In a year of political incorrectness, “Hidden Figures” has to be the most politically correct film of the year. Based on a true story and adapted from the book by Margot Lee Shetterly, the film follows a group of African-American female mathematicians who served as the brains behind one of the greatest operations in U.S. history: the launch of astronaut John Glenn into orbit. Since this was the early 1960s, and Jim Crow laws were still in effect — either overtly or covertly — the black women, despite their talents and abilities, were segregated and ostracized by the white NASA workers. The film revolves around three of these women, known as “human computers,” who quickly rise up the ranks of NASA alongside many of this country’s greatest minds to specifically calculate Glenn’s trip into space and to guarantee his safe return. The visionary trio, Katherine Johnson (Taraji P. Henson), Dorothy Vaughan (Octavia Spencer) and Mary Jackson (Janelle Monáe), had to fight rampant sexism and racism to cross all gender, race, and professional lines to succeed. And succeed they did, outsmarting the smug white scientists who just couldn’t belive that these women could be as smart as them. The film is predictable and by the book — we just know the women are going to win over the scientists, headed up by a curmudgeonly Kevin Costner — but it’s oh so much fun. Co-stars Kirsten Dunst, Jim Parsons, Mahershala Ali, Aldis Hodge and Glen Powell.

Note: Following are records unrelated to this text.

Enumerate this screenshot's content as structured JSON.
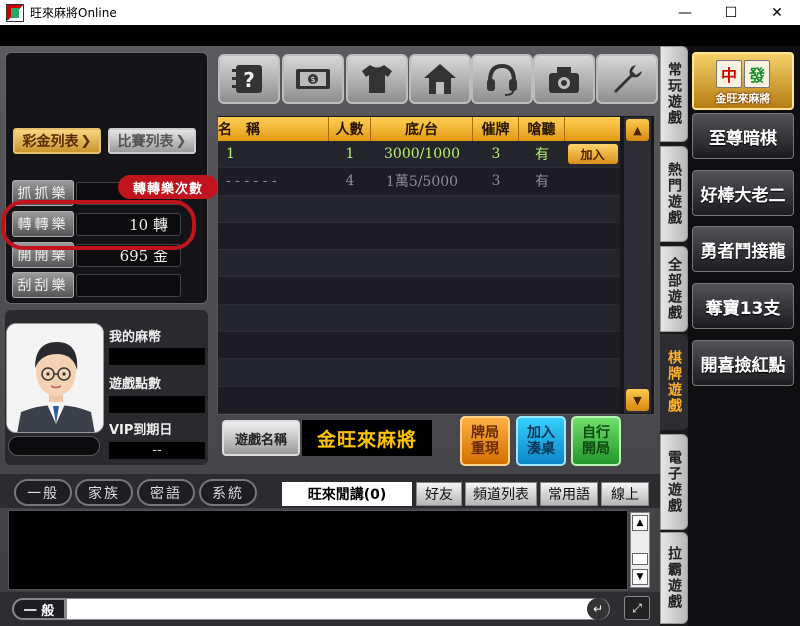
{
  "window": {
    "title": "旺來麻將Online",
    "minimize": "—",
    "maximize": "☐",
    "close": "✕"
  },
  "left_tabs": {
    "prize_list": "彩金列表",
    "match_list": "比賽列表"
  },
  "prize_rows": [
    {
      "label": "抓抓樂",
      "value": ""
    },
    {
      "label": "轉轉樂",
      "value": "10 轉"
    },
    {
      "label": "開開樂",
      "value": "695 金"
    },
    {
      "label": "刮刮樂",
      "value": ""
    }
  ],
  "callout": "轉轉樂次數",
  "profile": {
    "mahjong_coins_label": "我的麻幣",
    "mahjong_coins_value": "",
    "game_points_label": "遊戲點數",
    "game_points_value": "",
    "vip_label": "VIP到期日",
    "vip_value": "--"
  },
  "toolbar": [
    "help",
    "cash",
    "shirt",
    "home",
    "headset",
    "camera",
    "wrench"
  ],
  "table": {
    "headers": [
      "名　稱",
      "人數",
      "底/台",
      "催牌",
      "嗆聽"
    ],
    "rows": [
      {
        "name": "1",
        "players": "1",
        "stake": "3000/1000",
        "urge": "3",
        "call": "有",
        "action": "加入",
        "state": "active"
      },
      {
        "name": "- - - - - -",
        "players": "4",
        "stake": "1萬5/5000",
        "urge": "3",
        "call": "有",
        "action": "",
        "state": "muted"
      }
    ]
  },
  "game_name": {
    "button": "遊戲名稱",
    "value": "金旺來麻將"
  },
  "actions": {
    "replay": "牌局\n重現",
    "join_table": "加入\n湊桌",
    "open_table": "自行\n開局"
  },
  "chat_tabs": [
    "一般",
    "家族",
    "密語",
    "系統"
  ],
  "channel": {
    "title": "旺來閒講(0)",
    "buttons": [
      "好友",
      "頻道列表",
      "常用語",
      "線上"
    ]
  },
  "chat_input": {
    "channel": "一 般",
    "placeholder": ""
  },
  "categories": [
    "常玩遊戲",
    "熱門遊戲",
    "全部遊戲",
    "棋牌遊戲",
    "電子遊戲",
    "拉霸遊戲"
  ],
  "featured_game": {
    "tiles": [
      "中",
      "發"
    ],
    "caption": "金旺來麻將"
  },
  "games": [
    "至尊暗棋",
    "好棒大老二",
    "勇者鬥接龍",
    "奪寶13支",
    "開喜撿紅點"
  ]
}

Vitals: Director: Theodore
Melfi. Stars: Taraji P. Henson, Octavia Spencer, Janelle Monae, Kevin
Costner, Kirsten Dunst, Jim Parsons, Mahershala Ali, Aldis Hodge, Glen
2016, CC, MPAA rating: PG, 127 min., Drama, Box office gross: $153.291
Extras: “It All Adds Up – The Making of Hidden Figures” five-part featurette: “No Limits – The Life of Katherine Johnson,” “The Right People for the Job,” “Recreating an Era – The Look of Hidden Figures,” “A Spiritual Journey – The Music of Hidden Figures” and “Moving the Decimal – Honoring Katherine Johnson”: deleted scenes; “Hidden Figures: Filming in Georgia”: audio commentary by Theodore Melfi and Taraji P. Henson; gallery.
All DVDs and Blu-rays are screened on a reference system consisting of an Oppo BDP-83 Blu-ray Disc Player w/SACD & DVD-Audio, a Rotel RSX-972 Surround Sound Receiver, and Phase Technology 1.1 (front), 33.1 (center), and 50 (rear) speakers, and Power 10 subwoofer.